— Your objective —
Take the data below and filter it for lines containing the word "Уникальные"; show each line found.

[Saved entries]
________
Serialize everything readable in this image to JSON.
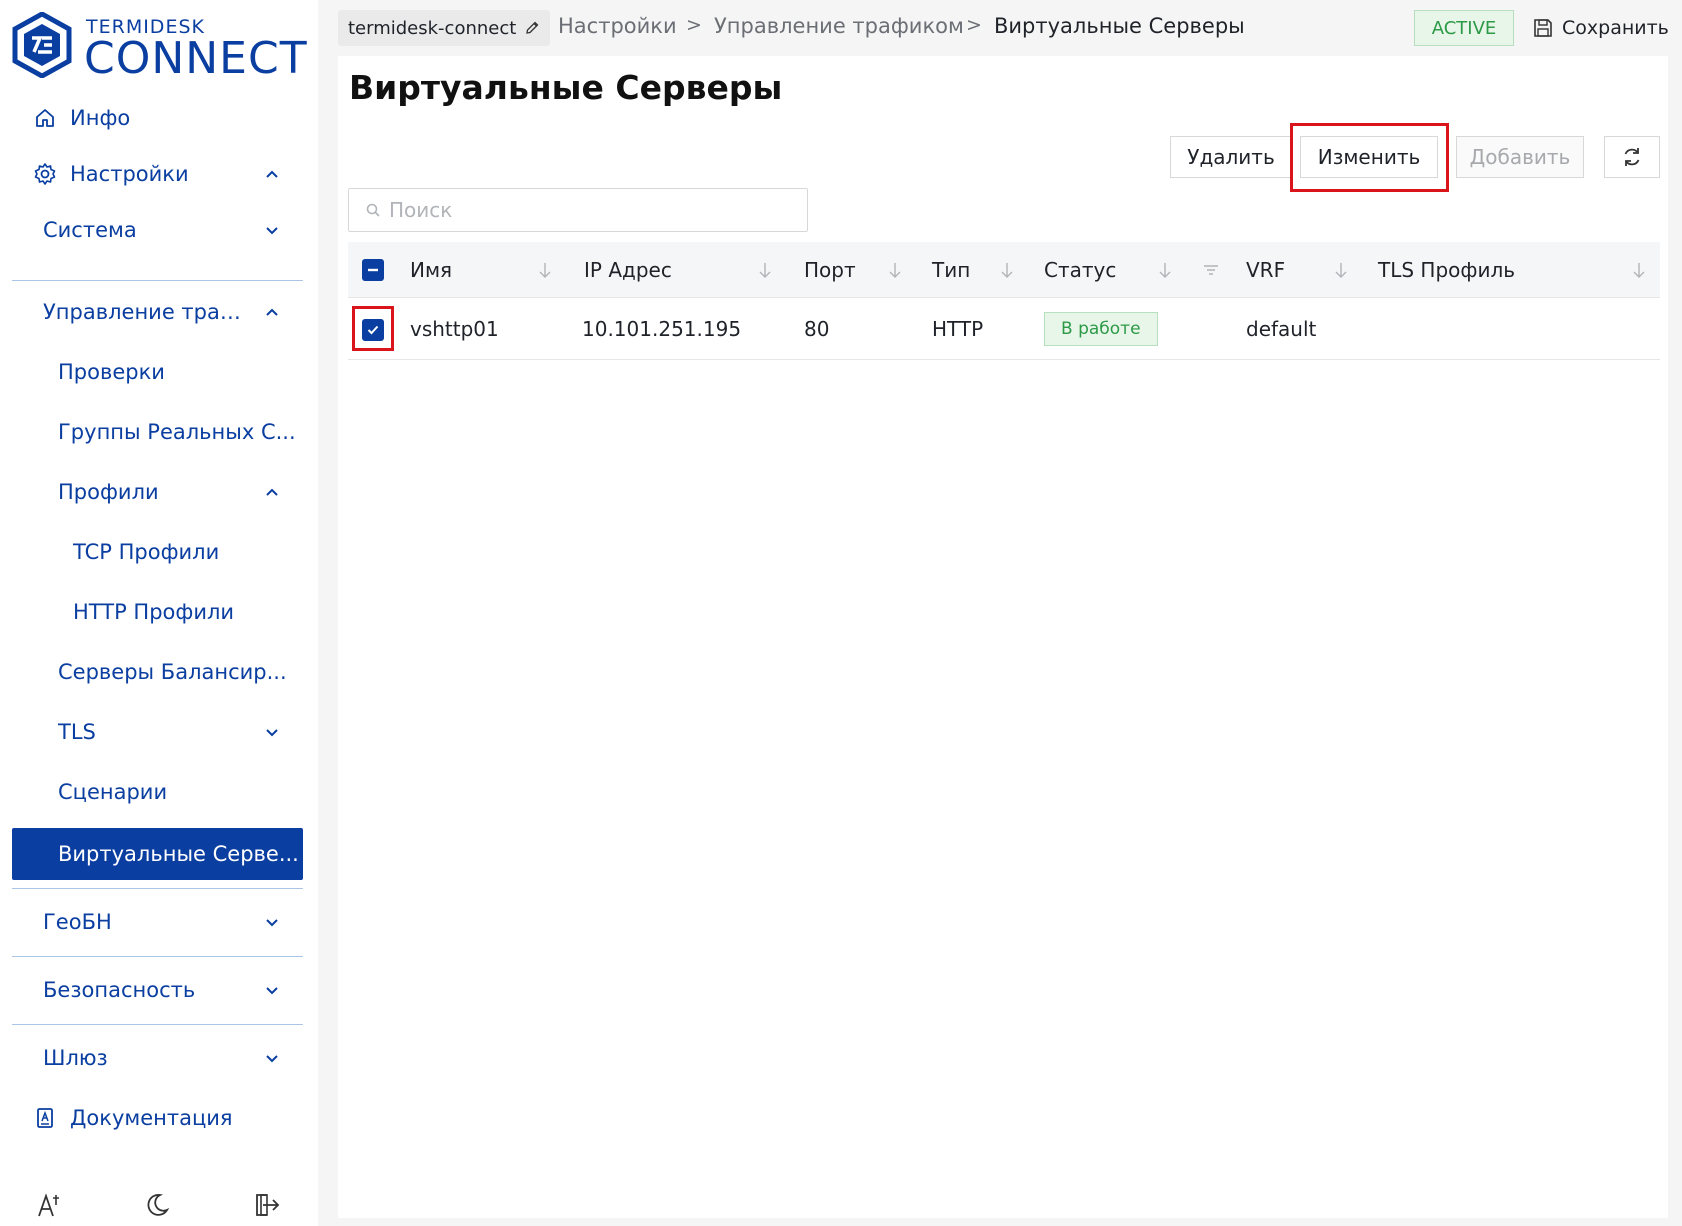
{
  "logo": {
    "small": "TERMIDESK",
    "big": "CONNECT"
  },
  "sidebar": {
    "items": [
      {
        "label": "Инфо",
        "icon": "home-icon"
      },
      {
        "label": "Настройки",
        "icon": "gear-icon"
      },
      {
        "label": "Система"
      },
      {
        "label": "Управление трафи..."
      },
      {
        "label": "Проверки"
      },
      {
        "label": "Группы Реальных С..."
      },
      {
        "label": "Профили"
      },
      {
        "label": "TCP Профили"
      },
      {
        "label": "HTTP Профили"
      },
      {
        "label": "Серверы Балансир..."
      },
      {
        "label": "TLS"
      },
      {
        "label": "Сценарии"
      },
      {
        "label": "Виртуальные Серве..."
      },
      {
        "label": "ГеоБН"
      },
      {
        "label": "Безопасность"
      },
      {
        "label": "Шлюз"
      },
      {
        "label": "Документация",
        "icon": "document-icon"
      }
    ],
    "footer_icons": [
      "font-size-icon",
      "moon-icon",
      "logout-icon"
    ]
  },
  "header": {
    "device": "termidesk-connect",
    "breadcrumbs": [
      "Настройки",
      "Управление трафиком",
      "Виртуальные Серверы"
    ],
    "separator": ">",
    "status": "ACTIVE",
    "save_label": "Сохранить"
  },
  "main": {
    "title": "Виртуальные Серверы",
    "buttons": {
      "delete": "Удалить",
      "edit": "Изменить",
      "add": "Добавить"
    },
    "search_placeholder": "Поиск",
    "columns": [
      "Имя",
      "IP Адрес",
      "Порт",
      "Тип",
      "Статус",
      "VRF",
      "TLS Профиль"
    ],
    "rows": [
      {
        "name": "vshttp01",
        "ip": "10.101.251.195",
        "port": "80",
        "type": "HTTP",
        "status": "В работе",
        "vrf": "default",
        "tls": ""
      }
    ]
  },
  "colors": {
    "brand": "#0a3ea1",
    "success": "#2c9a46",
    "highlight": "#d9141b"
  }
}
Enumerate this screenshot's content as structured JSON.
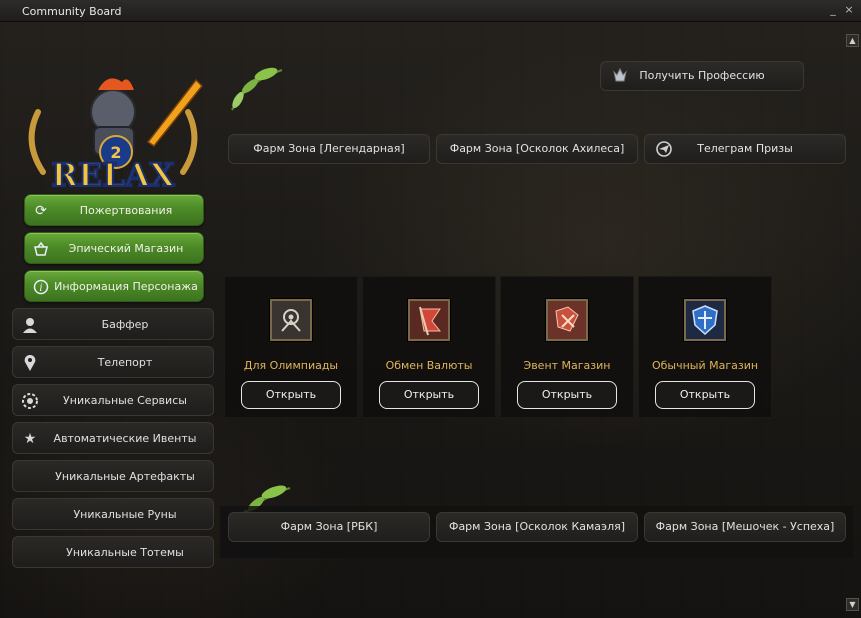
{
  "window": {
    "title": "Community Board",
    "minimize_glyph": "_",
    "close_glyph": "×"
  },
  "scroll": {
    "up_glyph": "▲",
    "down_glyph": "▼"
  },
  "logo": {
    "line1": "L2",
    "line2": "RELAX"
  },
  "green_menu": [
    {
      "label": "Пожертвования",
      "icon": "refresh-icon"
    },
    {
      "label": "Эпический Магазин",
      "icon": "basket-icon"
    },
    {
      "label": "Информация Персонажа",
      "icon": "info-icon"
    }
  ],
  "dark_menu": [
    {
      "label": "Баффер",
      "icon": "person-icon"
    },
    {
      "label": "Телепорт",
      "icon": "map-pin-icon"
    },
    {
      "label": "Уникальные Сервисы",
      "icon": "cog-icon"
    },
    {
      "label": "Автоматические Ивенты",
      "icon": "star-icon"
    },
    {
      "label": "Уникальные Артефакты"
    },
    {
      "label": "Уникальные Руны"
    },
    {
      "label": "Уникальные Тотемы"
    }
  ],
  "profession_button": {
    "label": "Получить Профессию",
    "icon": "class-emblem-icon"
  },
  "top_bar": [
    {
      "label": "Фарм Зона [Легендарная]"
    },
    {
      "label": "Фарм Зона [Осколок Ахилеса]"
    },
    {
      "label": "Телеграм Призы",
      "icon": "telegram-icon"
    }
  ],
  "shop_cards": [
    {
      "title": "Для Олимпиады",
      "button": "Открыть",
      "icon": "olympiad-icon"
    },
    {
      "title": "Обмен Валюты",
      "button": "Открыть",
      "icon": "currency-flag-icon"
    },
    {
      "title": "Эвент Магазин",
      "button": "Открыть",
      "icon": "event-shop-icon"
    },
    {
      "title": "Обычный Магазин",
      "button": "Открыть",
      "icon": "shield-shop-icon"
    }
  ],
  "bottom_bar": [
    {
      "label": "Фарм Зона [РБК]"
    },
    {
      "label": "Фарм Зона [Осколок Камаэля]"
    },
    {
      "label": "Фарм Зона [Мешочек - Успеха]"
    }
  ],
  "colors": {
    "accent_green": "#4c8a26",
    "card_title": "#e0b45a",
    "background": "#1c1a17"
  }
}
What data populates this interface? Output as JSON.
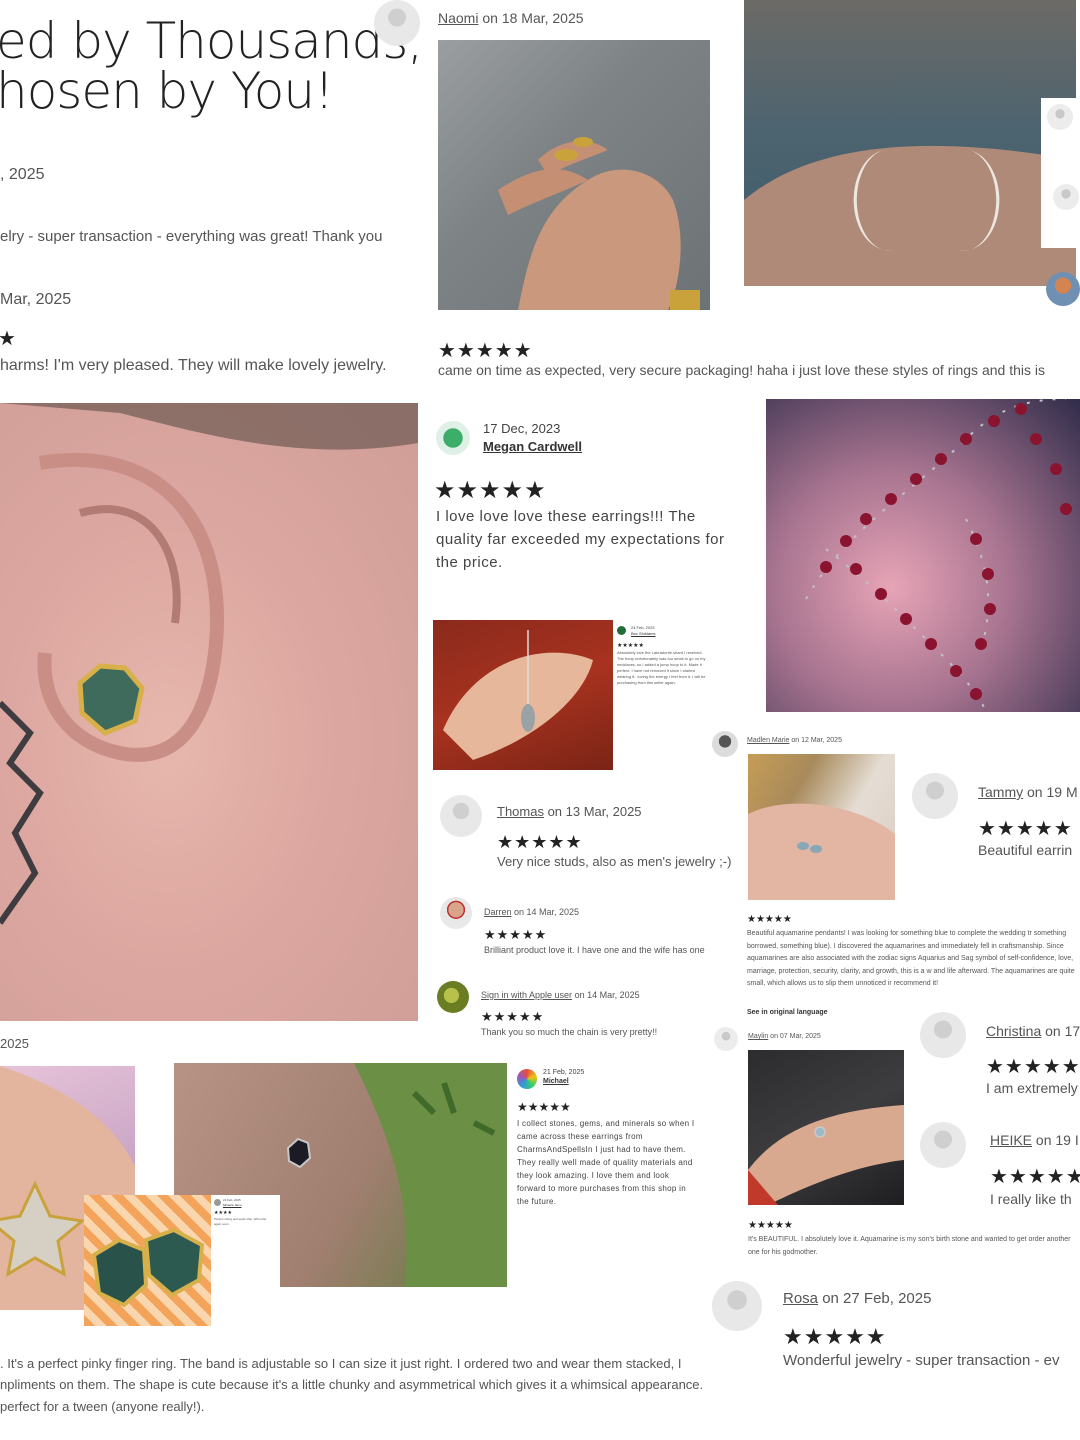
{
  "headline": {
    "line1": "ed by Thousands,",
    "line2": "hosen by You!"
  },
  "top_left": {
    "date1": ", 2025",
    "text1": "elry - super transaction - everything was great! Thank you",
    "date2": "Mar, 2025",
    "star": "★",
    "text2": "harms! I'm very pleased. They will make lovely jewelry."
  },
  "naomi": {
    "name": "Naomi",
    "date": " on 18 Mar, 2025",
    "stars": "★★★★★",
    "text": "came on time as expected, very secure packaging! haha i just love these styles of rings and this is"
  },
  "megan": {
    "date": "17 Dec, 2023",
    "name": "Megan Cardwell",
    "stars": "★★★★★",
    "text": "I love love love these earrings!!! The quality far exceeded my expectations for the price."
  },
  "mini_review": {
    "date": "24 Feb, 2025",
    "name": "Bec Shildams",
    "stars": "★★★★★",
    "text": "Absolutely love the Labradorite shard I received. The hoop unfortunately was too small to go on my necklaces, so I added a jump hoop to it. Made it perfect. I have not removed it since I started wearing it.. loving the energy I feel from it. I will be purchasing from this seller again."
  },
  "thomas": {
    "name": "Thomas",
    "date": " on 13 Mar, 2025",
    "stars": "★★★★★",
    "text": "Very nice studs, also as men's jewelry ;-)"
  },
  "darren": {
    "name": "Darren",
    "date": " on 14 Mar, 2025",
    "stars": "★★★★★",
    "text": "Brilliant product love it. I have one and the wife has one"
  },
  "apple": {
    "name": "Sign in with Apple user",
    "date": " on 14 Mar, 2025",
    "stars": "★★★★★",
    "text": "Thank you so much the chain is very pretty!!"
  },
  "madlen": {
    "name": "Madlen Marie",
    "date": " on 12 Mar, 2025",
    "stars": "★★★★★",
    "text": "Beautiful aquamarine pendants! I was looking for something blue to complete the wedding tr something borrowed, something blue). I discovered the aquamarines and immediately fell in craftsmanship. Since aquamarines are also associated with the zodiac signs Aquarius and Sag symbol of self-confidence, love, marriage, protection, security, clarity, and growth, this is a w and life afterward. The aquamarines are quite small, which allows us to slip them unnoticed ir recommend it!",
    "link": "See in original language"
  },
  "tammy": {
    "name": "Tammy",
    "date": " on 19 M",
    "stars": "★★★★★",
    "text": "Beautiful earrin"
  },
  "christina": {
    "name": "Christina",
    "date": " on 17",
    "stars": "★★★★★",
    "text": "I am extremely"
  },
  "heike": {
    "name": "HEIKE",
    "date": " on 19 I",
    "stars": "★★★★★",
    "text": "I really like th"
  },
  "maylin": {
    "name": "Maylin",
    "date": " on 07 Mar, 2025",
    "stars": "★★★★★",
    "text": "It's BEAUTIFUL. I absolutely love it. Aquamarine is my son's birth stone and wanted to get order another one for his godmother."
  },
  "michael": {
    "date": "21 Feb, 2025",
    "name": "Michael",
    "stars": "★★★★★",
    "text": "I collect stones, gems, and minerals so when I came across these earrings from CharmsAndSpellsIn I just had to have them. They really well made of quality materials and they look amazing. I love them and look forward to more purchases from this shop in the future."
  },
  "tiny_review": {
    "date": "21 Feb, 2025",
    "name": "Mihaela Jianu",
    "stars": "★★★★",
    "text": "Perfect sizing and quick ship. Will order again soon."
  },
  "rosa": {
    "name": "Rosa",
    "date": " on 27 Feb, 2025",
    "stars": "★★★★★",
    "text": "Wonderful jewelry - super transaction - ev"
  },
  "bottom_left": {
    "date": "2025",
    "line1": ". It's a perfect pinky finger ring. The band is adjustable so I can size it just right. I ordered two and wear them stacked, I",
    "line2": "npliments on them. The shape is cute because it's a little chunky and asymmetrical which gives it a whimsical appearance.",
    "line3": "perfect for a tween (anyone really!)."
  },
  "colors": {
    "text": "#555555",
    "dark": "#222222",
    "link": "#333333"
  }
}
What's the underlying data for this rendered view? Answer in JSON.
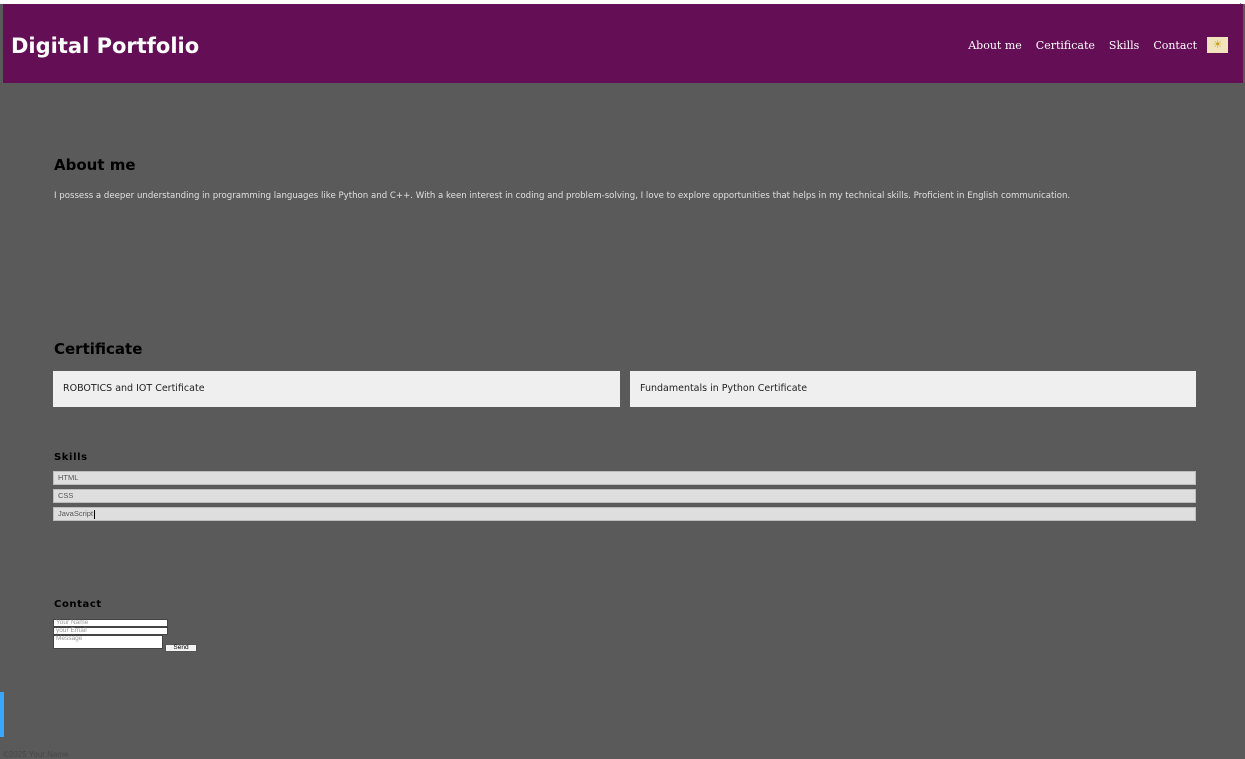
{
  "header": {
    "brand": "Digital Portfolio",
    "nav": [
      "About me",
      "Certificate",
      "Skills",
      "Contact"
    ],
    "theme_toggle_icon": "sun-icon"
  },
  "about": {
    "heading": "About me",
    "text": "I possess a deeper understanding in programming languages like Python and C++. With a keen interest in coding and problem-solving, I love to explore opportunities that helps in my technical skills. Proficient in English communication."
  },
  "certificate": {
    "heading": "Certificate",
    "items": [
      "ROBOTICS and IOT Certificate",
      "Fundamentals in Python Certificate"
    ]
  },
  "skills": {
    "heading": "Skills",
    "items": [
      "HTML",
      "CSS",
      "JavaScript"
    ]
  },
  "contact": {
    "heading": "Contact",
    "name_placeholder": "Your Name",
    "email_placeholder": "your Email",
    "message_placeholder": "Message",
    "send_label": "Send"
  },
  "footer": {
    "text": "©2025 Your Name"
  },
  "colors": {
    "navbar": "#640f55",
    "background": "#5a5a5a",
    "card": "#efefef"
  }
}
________
— Exercise solution —
      "label": "Уникальные Сервисы",
      "label": "Уникальные Артефакты"
      "label": "Уникальные Руны"
      "label": "Уникальные Тотемы"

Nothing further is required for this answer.